In June of 2014, the United States Supreme Court ruled unanimously that--barring a genuine emergency--police need a warrant to search your mobile phone. (The case in question is called Riley v. California.)
But it turns out that this ruling may not be much help to California defendants who experienced a warrantless police search of their cell phone before the Riley case was decided.
Just last week, in the case of People v. Macabeo, the California Court of Appeal ruled that courts need not grant a motion to suppress evidence from a warrantless cell phone search that took place before Riley. (In other words, that evidence is admissible in court against a criminal defendant.)
The reasoning here is that warrantless cell phone searches were legal under California law before Riley was decided. So the police who conducted these searches were acting in "good faith"--not committing a form of police misconduct for which they should be punished by having the evidence thrown out.
This reasoning makes a certain amount of sense.
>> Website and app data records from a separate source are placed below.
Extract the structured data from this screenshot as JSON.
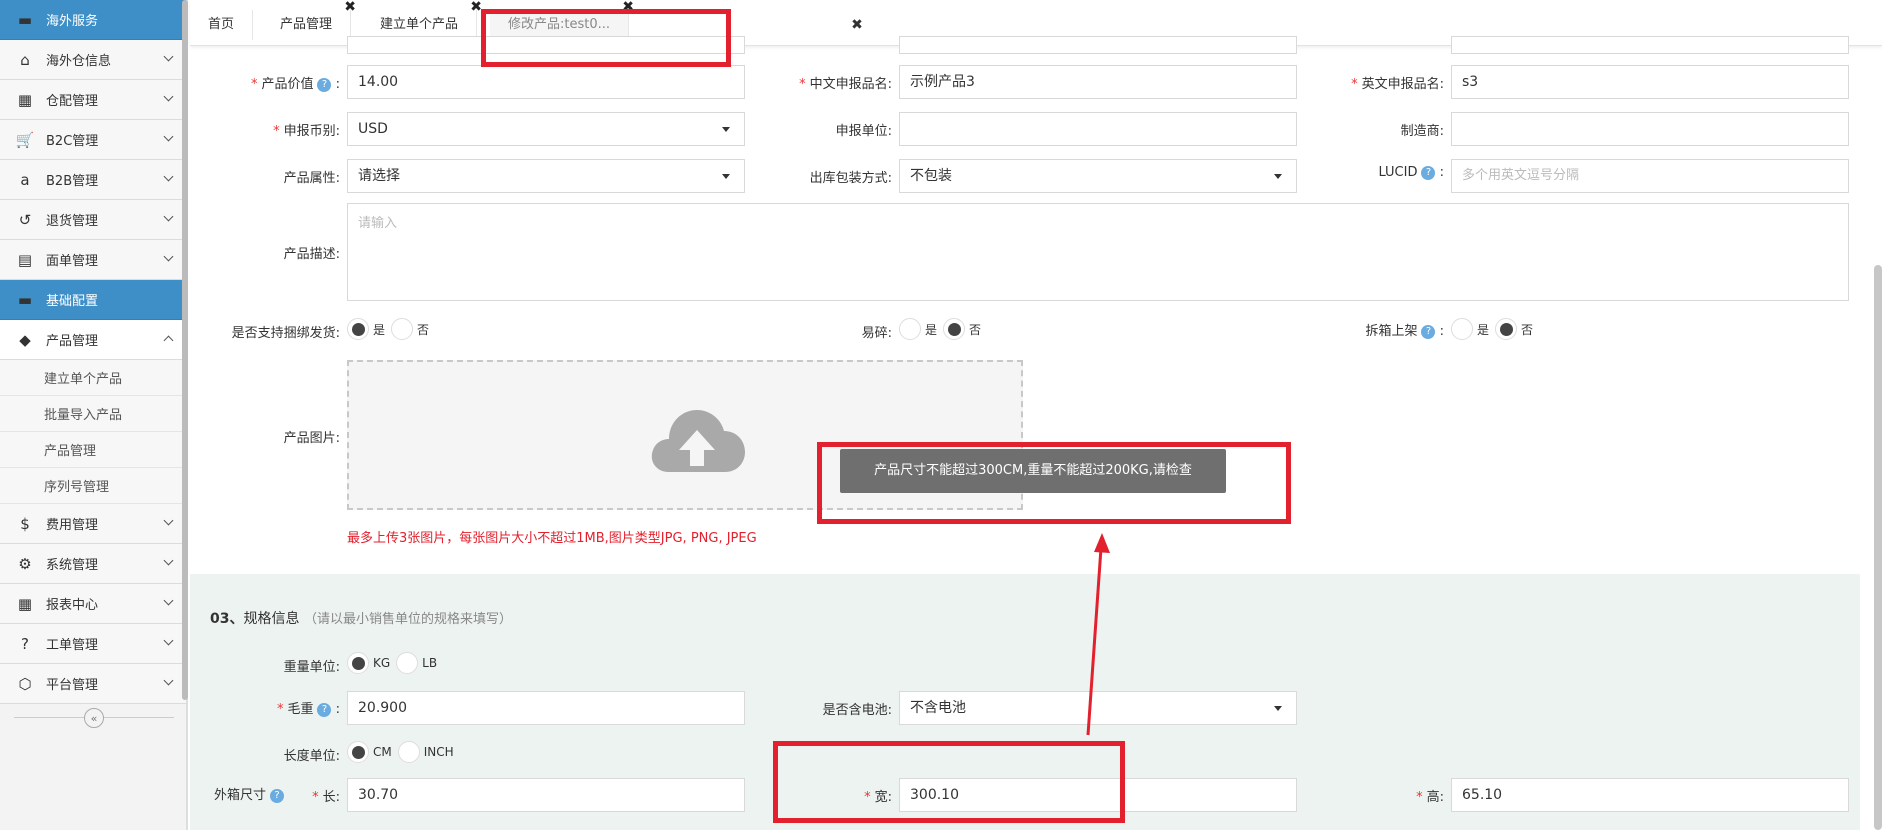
{
  "sidebar": {
    "items": [
      {
        "label": "海外服务",
        "icon": "folder-icon"
      },
      {
        "label": "海外仓信息",
        "icon": "home-icon"
      },
      {
        "label": "仓配管理",
        "icon": "grid-icon"
      },
      {
        "label": "B2C管理",
        "icon": "cart-icon"
      },
      {
        "label": "B2B管理",
        "icon": "amazon-icon"
      },
      {
        "label": "退货管理",
        "icon": "undo-icon"
      },
      {
        "label": "面单管理",
        "icon": "document-icon"
      },
      {
        "label": "基础配置",
        "icon": "folder-icon"
      },
      {
        "label": "产品管理",
        "icon": "tag-icon"
      },
      {
        "label": "费用管理",
        "icon": "dollar-icon"
      },
      {
        "label": "系统管理",
        "icon": "gear-icon"
      },
      {
        "label": "报表中心",
        "icon": "table-icon"
      },
      {
        "label": "工单管理",
        "icon": "question-icon"
      },
      {
        "label": "平台管理",
        "icon": "codepen-icon"
      }
    ],
    "sub_items": [
      "建立单个产品",
      "批量导入产品",
      "产品管理",
      "序列号管理"
    ],
    "collapse_label": "«"
  },
  "tabs": [
    {
      "label": "首页"
    },
    {
      "label": "产品管理"
    },
    {
      "label": "建立单个产品"
    },
    {
      "label": "修改产品:test0..."
    }
  ],
  "tab_close_glyph": "✖",
  "form": {
    "product_value_label": "产品价值",
    "product_value": "14.00",
    "cn_name_label": "中文申报品名:",
    "cn_name": "示例产品3",
    "en_name_label": "英文申报品名:",
    "en_name": "s3",
    "currency_label": "申报币别:",
    "currency": "USD",
    "declare_unit_label": "申报单位:",
    "declare_unit": "",
    "manufacturer_label": "制造商:",
    "manufacturer": "",
    "attr_label": "产品属性:",
    "attr": "请选择",
    "pack_label": "出库包装方式:",
    "pack": "不包装",
    "lucid_label": "LUCID",
    "lucid_placeholder": "多个用英文逗号分隔",
    "desc_label": "产品描述:",
    "desc_placeholder": "请输入",
    "bundle_label": "是否支持捆绑发货:",
    "fragile_label": "易碎:",
    "unbox_label": "拆箱上架",
    "yes": "是",
    "no": "否",
    "image_label": "产品图片:",
    "image_hint": "最多上传3张图片，每张图片大小不超过1MB,图片类型JPG, PNG, JPEG"
  },
  "spec": {
    "num": "03、",
    "title": "规格信息",
    "subtitle": "（请以最小销售单位的规格来填写）",
    "weight_unit_label": "重量单位:",
    "kg": "KG",
    "lb": "LB",
    "gross_label": "毛重",
    "gross": "20.900",
    "battery_label": "是否含电池:",
    "battery": "不含电池",
    "length_unit_label": "长度单位:",
    "cm": "CM",
    "inch": "INCH",
    "box_label": "外箱尺寸",
    "length_label": "长:",
    "length": "30.70",
    "width_label": "宽:",
    "width": "300.10",
    "height_label": "高:",
    "height": "65.10"
  },
  "toast": "产品尺寸不能超过300CM,重量不能超过200KG,请检查",
  "colors": {
    "annotation_red": "#e3202d",
    "sidebar_blue": "#3e8fc7"
  }
}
But that's no comfort for criminal defendants who are facing charges based on cell phone searches that would be unconstitutional if they took place today.